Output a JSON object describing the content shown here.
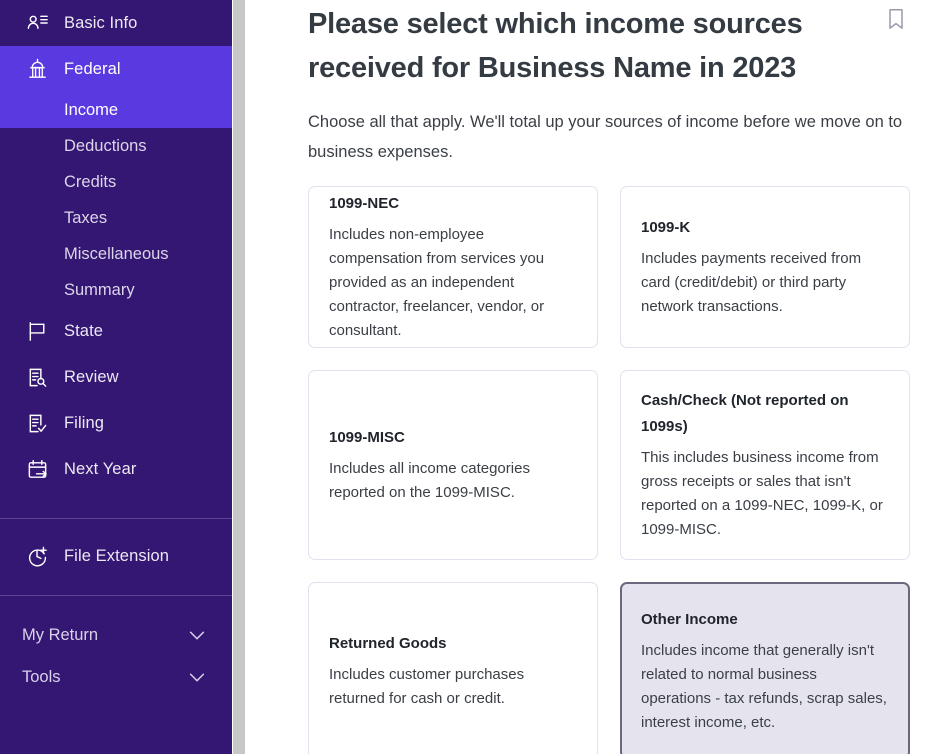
{
  "sidebar": {
    "items": [
      {
        "label": "Basic Info",
        "icon": "person-list-icon",
        "key": "basic-info"
      },
      {
        "label": "Federal",
        "icon": "capitol-building-icon",
        "key": "federal"
      },
      {
        "label": "State",
        "icon": "flag-icon",
        "key": "state"
      },
      {
        "label": "Review",
        "icon": "document-search-icon",
        "key": "review"
      },
      {
        "label": "Filing",
        "icon": "document-check-icon",
        "key": "filing"
      },
      {
        "label": "Next Year",
        "icon": "calendar-arrow-icon",
        "key": "next-year"
      }
    ],
    "federal_subitems": [
      {
        "label": "Income",
        "selected": true
      },
      {
        "label": "Deductions",
        "selected": false
      },
      {
        "label": "Credits",
        "selected": false
      },
      {
        "label": "Taxes",
        "selected": false
      },
      {
        "label": "Miscellaneous",
        "selected": false
      },
      {
        "label": "Summary",
        "selected": false
      }
    ],
    "file_extension": {
      "label": "File Extension",
      "icon": "clock-plus-icon"
    },
    "collapsibles": [
      {
        "label": "My Return",
        "icon": "chevron-down-icon"
      },
      {
        "label": "Tools",
        "icon": "chevron-down-icon"
      }
    ],
    "colors": {
      "background": "#341673",
      "active": "#5a3ae0",
      "text": "#ece9f3"
    }
  },
  "main": {
    "title": "Please select which income sources received for Business Name in 2023",
    "subtitle": "Choose all that apply. We'll total up your sources of income before we move on to business expenses.",
    "bookmark_icon": "bookmark-icon",
    "cards": [
      {
        "title": "1099-NEC",
        "description": "Includes non-employee compensation from services you provided as an independent contractor, freelancer, vendor, or consultant.",
        "selected": false
      },
      {
        "title": "1099-K",
        "description": "Includes payments received from card (credit/debit) or third party network transactions.",
        "selected": false
      },
      {
        "title": "1099-MISC",
        "description": "Includes all income categories reported on the 1099-MISC.",
        "selected": false
      },
      {
        "title": "Cash/Check (Not reported on 1099s)",
        "description": "This includes business income from gross receipts or sales that isn't reported on a 1099-NEC, 1099-K, or 1099-MISC.",
        "selected": false
      },
      {
        "title": "Returned Goods",
        "description": "Includes customer purchases returned for cash or credit.",
        "selected": false
      },
      {
        "title": "Other Income",
        "description": "Includes income that generally isn't related to normal business operations - tax refunds, scrap sales, interest income, etc.",
        "selected": true
      }
    ],
    "colors": {
      "card_border": "#e3e1ef",
      "card_selected_bg": "#e5e4ee",
      "card_selected_border": "#6b687e",
      "title_text": "#343b43"
    }
  },
  "scrollbar": {
    "name": "vertical-scrollbar"
  }
}
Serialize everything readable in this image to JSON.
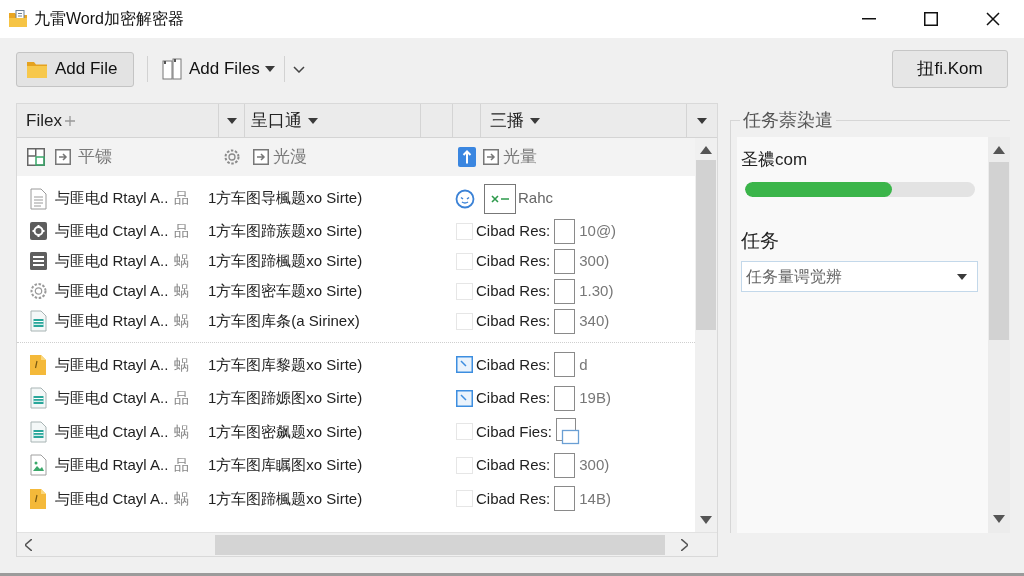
{
  "window": {
    "title": "九雷Word加密解密器"
  },
  "toolbar": {
    "add_file": {
      "label": "Add File"
    },
    "add_files": {
      "label": "Add Files"
    },
    "action_button": {
      "label": "扭fi.Kom"
    }
  },
  "file_list": {
    "columns": [
      {
        "label": "Filex"
      },
      {
        "label": "呈口通"
      },
      {
        "label": "三播"
      }
    ],
    "sub_columns": [
      {
        "label": "平镖"
      },
      {
        "label": "光漫"
      },
      {
        "label": "光量"
      }
    ],
    "groups": [
      {
        "rows": [
          {
            "name": "与匪电d Rtayl A..",
            "suffix": "品",
            "path": "1方车图导楓题xo Sirte)",
            "kind": "preview",
            "status": "Rahc"
          },
          {
            "name": "与匪电d Ctayl A..",
            "suffix": "品",
            "path": "1方车图蹄蔟题xo Sirte)",
            "kind": "status",
            "checked": false,
            "status": "Cibad Res:",
            "value": "10@)"
          },
          {
            "name": "与匪电d Rtayl A..",
            "suffix": "蜗",
            "path": "1方车图蹄楓题xo Sirte)",
            "kind": "status",
            "checked": false,
            "status": "Cibad Res:",
            "value": "300)"
          },
          {
            "name": "与匪电d Ctayl A..",
            "suffix": "蜗",
            "path": "1方车图密车题xo Sirte)",
            "kind": "status",
            "checked": false,
            "status": "Cibad Res:",
            "value": "1.30)"
          },
          {
            "name": "与匪电d Rtayl A..",
            "suffix": "蜗",
            "path": "1方车图库条(a Sirinex)",
            "kind": "status",
            "checked": false,
            "status": "Cibad Res:",
            "value": "340)"
          }
        ]
      },
      {
        "rows": [
          {
            "name": "与匪电d Rtayl A..",
            "suffix": "蜗",
            "path": "1方车图库黎题xo Sirte)",
            "kind": "status",
            "checked": true,
            "status": "Cibad Res:",
            "value": "d"
          },
          {
            "name": "与匪电d Ctayl A..",
            "suffix": "品",
            "path": "1方车图蹄嫄图xo Sirte)",
            "kind": "status",
            "checked": true,
            "status": "Cibad Res:",
            "value": "19B)"
          },
          {
            "name": "与匪电d Ctayl A..",
            "suffix": "蜗",
            "path": "1方车图密飙题xo Sirte)",
            "kind": "stacked",
            "checked": false,
            "status": "Cibad Fies:"
          },
          {
            "name": "与匪电d Rtayl A..",
            "suffix": "品",
            "path": "1方车图库瞩图xo Sirte)",
            "kind": "status",
            "checked": false,
            "status": "Cibad Res:",
            "value": "300)"
          },
          {
            "name": "与匪电d Ctayl A..",
            "suffix": "蜗",
            "path": "1方车图蹄楓题xo Sirte)",
            "kind": "status",
            "checked": false,
            "status": "Cibad Res:",
            "value": "14B)"
          }
        ]
      }
    ]
  },
  "task_panel": {
    "title": "任务萘染遣",
    "progress": {
      "label": "圣禯com",
      "level": 0.64
    },
    "task": {
      "label": "任务",
      "value": "任务量谔觉辨"
    }
  }
}
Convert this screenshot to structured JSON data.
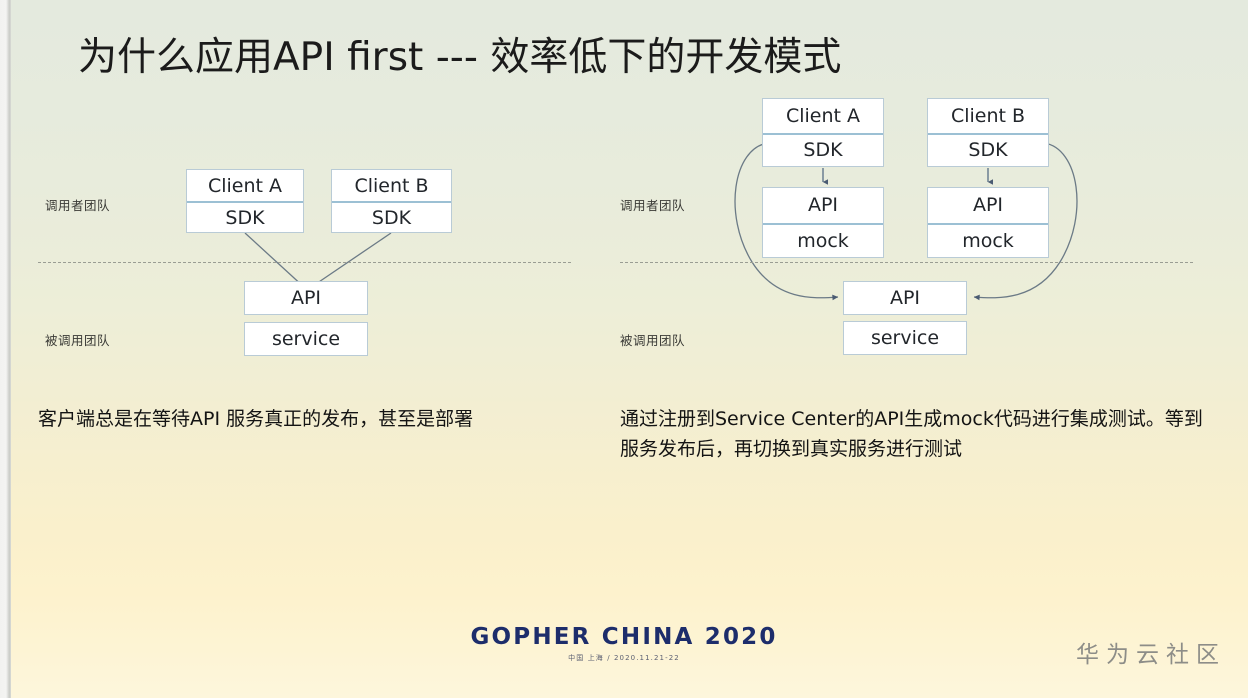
{
  "slide": {
    "title": "为什么应用API first --- 效率低下的开发模式",
    "background": {
      "top_color": "#e4eade",
      "bottom_color": "#fdf6dc"
    },
    "box_border_color": "#b9cbd6",
    "box_divider_color": "#9cc0d4",
    "arrow_color": "#4a5b72"
  },
  "left_diagram": {
    "name": "current-mode-diagram",
    "labels": {
      "caller_team": "调用者团队",
      "callee_team": "被调用团队"
    },
    "client_a": {
      "top": "Client A",
      "bottom": "SDK"
    },
    "client_b": {
      "top": "Client B",
      "bottom": "SDK"
    },
    "api": "API",
    "service": "service"
  },
  "right_diagram": {
    "name": "api-first-mode-diagram",
    "labels": {
      "caller_team": "调用者团队",
      "callee_team": "被调用团队"
    },
    "client_a": {
      "top": "Client A",
      "bottom": "SDK"
    },
    "client_b": {
      "top": "Client B",
      "bottom": "SDK"
    },
    "mock_a": {
      "top": "API",
      "bottom": "mock"
    },
    "mock_b": {
      "top": "API",
      "bottom": "mock"
    },
    "api": "API",
    "service": "service"
  },
  "captions": {
    "left": "客户端总是在等待API 服务真正的发布，甚至是部署",
    "right": "通过注册到Service Center的API生成mock代码进行集成测试。等到服务发布后，再切换到真实服务进行测试"
  },
  "footer": {
    "conference_name": "GOPHER CHINA 2020",
    "conference_sub": "中国 上海 / 2020.11.21-22",
    "brand": "华为云社区"
  }
}
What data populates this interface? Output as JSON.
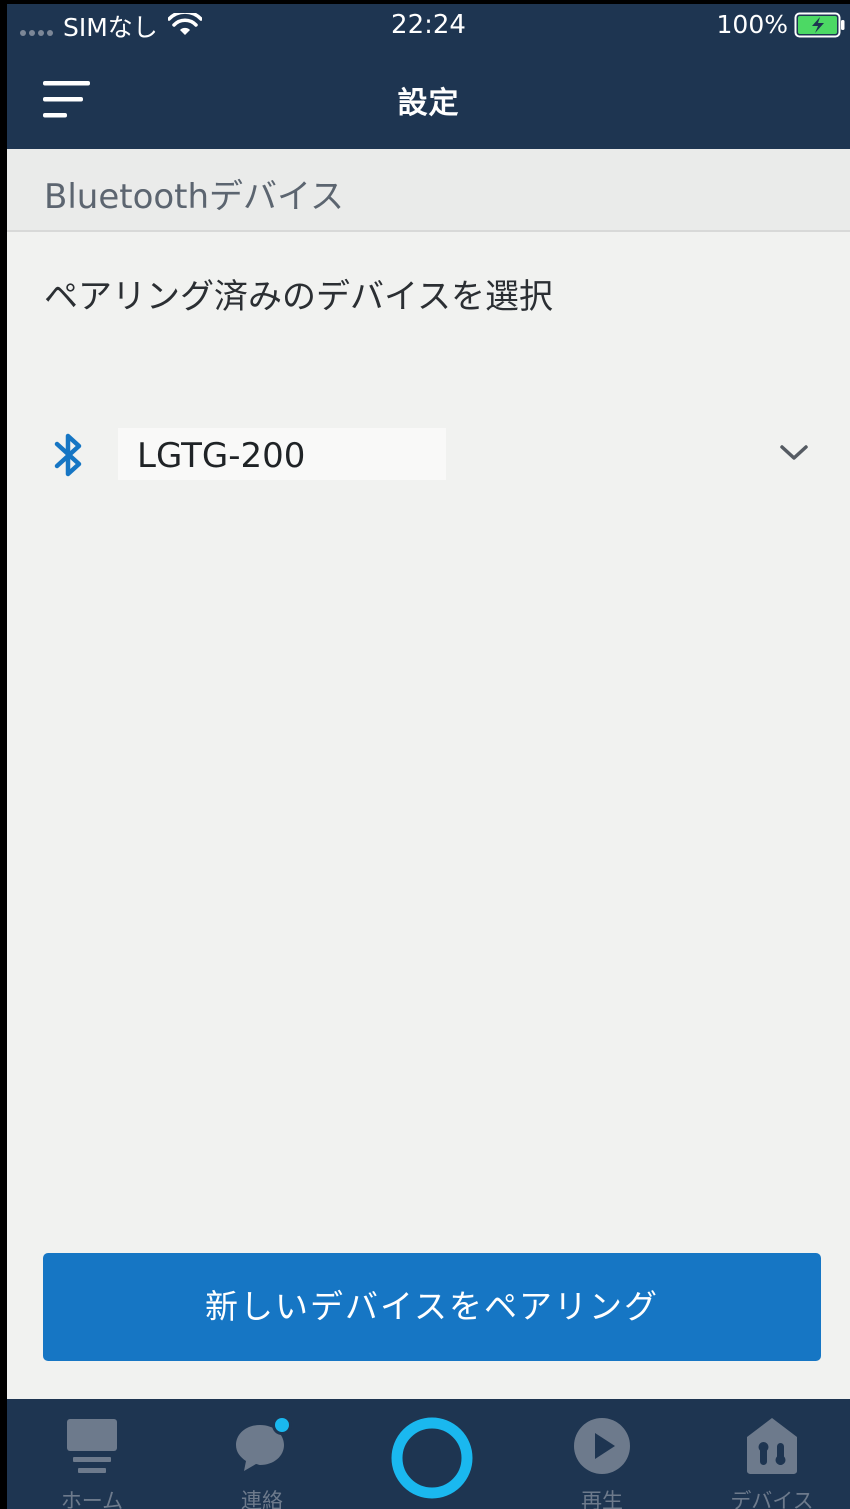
{
  "status_bar": {
    "carrier": "SIMなし",
    "time": "22:24",
    "battery": "100%"
  },
  "header": {
    "title": "設定"
  },
  "section": {
    "title": "Bluetoothデバイス"
  },
  "select_label": "ペアリング済みのデバイスを選択",
  "device": {
    "name": "LGTG-200"
  },
  "pair_button_label": "新しいデバイスをペアリング",
  "tabs": [
    {
      "label": "ホーム",
      "icon": "home-icon"
    },
    {
      "label": "連絡",
      "icon": "chat-bubble-icon"
    },
    {
      "label": "",
      "icon": "alexa-icon"
    },
    {
      "label": "再生",
      "icon": "play-icon"
    },
    {
      "label": "デバイス",
      "icon": "devices-house-icon"
    }
  ],
  "colors": {
    "navy": "#1e3551",
    "accent_blue": "#1676c4",
    "alexa_cyan": "#1ab8ef",
    "background": "#f1f2f0",
    "tab_inactive": "#6d7a8c"
  }
}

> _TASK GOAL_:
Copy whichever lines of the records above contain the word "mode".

> _SOLVED EXERCISE_:
    "name": "current-mode-diagram",
    "name": "api-first-mode-diagram",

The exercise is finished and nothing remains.